● **Records to use**:
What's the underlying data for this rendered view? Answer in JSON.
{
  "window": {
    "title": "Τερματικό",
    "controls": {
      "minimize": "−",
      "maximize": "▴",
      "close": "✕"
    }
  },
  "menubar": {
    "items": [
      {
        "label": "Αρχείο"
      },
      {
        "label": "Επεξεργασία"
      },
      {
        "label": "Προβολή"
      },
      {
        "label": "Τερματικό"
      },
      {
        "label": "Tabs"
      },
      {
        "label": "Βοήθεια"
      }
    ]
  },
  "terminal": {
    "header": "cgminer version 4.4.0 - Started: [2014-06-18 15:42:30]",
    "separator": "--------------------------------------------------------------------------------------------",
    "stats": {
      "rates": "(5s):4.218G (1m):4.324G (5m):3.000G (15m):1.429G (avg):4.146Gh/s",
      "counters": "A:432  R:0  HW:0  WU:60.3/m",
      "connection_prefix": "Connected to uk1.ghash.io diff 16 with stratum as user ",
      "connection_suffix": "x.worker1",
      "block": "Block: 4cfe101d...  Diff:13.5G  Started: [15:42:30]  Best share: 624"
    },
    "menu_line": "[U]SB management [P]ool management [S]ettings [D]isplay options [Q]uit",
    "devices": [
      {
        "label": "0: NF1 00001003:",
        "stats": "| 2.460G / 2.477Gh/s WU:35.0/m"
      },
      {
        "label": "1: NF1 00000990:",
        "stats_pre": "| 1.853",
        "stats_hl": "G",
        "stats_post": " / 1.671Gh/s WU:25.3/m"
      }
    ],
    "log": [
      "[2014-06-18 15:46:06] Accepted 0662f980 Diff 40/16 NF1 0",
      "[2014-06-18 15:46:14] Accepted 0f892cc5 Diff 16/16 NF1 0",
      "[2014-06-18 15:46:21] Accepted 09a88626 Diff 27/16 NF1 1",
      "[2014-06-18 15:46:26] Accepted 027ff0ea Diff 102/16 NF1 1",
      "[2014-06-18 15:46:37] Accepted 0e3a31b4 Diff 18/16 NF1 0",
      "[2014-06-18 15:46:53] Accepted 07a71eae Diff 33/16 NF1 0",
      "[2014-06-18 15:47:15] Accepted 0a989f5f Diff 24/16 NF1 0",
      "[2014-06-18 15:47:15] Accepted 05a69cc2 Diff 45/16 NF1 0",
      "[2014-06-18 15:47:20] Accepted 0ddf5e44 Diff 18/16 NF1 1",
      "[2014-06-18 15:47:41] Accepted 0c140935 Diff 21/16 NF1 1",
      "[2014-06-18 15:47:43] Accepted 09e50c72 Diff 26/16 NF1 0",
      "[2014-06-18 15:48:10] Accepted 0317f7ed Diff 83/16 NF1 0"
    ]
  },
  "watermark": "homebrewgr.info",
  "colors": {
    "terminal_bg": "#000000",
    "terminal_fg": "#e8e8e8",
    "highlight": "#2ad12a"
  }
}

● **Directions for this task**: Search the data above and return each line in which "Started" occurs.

● **The answer**:
    "header": "cgminer version 4.4.0 - Started: [2014-06-18 15:42:30]",
      "block": "Block: 4cfe101d...  Diff:13.5G  Started: [15:42:30]  Best share: 624"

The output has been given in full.